Tintoretto, Portrait of a Man Aged Twenty-Six, 1547. Oil on canvas.

In this work, Tintoretto expands the portrait format to nearly full length, depicting this well-possessed young gentleman almost from head to knees. Tintoretto’s brushwork in portraits ranges from careful and detailed—rivaling Titian as a painter of fur and leather gloves—to reckless and exciting.

Veronese, Portrait of a Man, about 1551–53. Oil on canvas.

In Veronese’s portrait of a Venetian gentleman, a curtain is pulled back to reveal a view of a landscape with ancient ruins. The stylish young man rests a gloved hand on his hip in a gesture of nonchalance. These details may have been intended to express the sitter’s status. Veronese also painted Titian’s portrait, a work that has been lost.

Titian, Venus with a Mirror, 1555. Oil on canvas.

By the time this painting was completed, Titian was about seventy years old. The sensitivity of this female nude shows his talent was unhindered by age. Luxuriously depicted as if she were a Venetian courtesan, Venus is reflected in a mirror held by angels. Because of their tantalizing ability to expose hidden views in a composition, reflected images held a particular fascination for Venetian artists.

Veronese, Venus with a Mirror (Venus at Her Toilette), mid-1580s. Oil on canvas.

This version of Venus with a mirror showed that Veronese was not only looking at Titian’s work but was clearly influenced by it. Veronese’s Venus is elegantly outfitted with rich fabrics and jewels and is depicted from behind. The apparent modesty of this view is compromised by the mirror, which offers in its reflection what is hidden from sight.

Tintoretto, Susannah and the Elders, about 1555-56. Oil on canvas.

Tintoretto’s painting of a woman with a mirror shows a scene from the Book of Daniel in which Susannah is observed bathing by two elderly men with lecherous intent. The mirror’s reflection offers Susannah the view denied to the men, who seek to invade the private garden space.

Although forty years separate the birth of Titian from that of Veronese, the careers of the three painters overlapped for almost four decades. The eloquent record of their artistic dialogue is most apparent when the powerful canvases each produced are considered side-by-side. Juxtapositions of two, three, and sometimes four paintings demonstrate how much these three artists were influenced by one another and how they used their paintings as critiques.

Titian, Tintoretto, and Veronese together created a body of work that defined a “Venetian style” through loose technique, rich coloring, and often pastoral or sensual subject matter. These elements inspired countless later artists, promoting a Venetian current in painting up to the twentieth century.

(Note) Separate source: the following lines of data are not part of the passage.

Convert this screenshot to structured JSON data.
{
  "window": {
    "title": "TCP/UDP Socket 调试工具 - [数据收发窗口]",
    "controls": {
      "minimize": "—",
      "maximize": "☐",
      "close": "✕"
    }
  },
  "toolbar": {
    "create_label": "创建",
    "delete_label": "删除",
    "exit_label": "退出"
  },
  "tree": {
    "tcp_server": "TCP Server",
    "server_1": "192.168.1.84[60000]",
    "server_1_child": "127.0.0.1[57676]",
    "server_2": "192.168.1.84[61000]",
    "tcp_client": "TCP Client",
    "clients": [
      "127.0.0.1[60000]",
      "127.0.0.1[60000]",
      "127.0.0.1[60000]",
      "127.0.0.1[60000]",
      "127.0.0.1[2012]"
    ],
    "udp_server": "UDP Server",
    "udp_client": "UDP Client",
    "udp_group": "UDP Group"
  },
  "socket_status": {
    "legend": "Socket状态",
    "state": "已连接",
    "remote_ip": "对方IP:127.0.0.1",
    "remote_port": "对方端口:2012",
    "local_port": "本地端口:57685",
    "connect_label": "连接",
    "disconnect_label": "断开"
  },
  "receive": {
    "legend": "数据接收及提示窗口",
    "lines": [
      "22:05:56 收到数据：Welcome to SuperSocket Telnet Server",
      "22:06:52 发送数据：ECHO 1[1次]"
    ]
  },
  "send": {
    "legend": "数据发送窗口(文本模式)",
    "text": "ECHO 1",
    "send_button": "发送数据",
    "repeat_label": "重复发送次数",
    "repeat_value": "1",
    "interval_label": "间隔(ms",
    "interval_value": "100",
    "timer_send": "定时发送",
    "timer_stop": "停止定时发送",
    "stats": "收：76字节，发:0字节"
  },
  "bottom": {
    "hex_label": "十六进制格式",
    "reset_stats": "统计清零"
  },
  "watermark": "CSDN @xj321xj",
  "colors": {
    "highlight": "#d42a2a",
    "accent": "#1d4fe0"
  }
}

This show took my breath away and the only way I can describe it is "wow." There are a lot of paintings, they are all large and beautifully displayed.

*Note: I grabbed a great deal of this copy from the MFA website.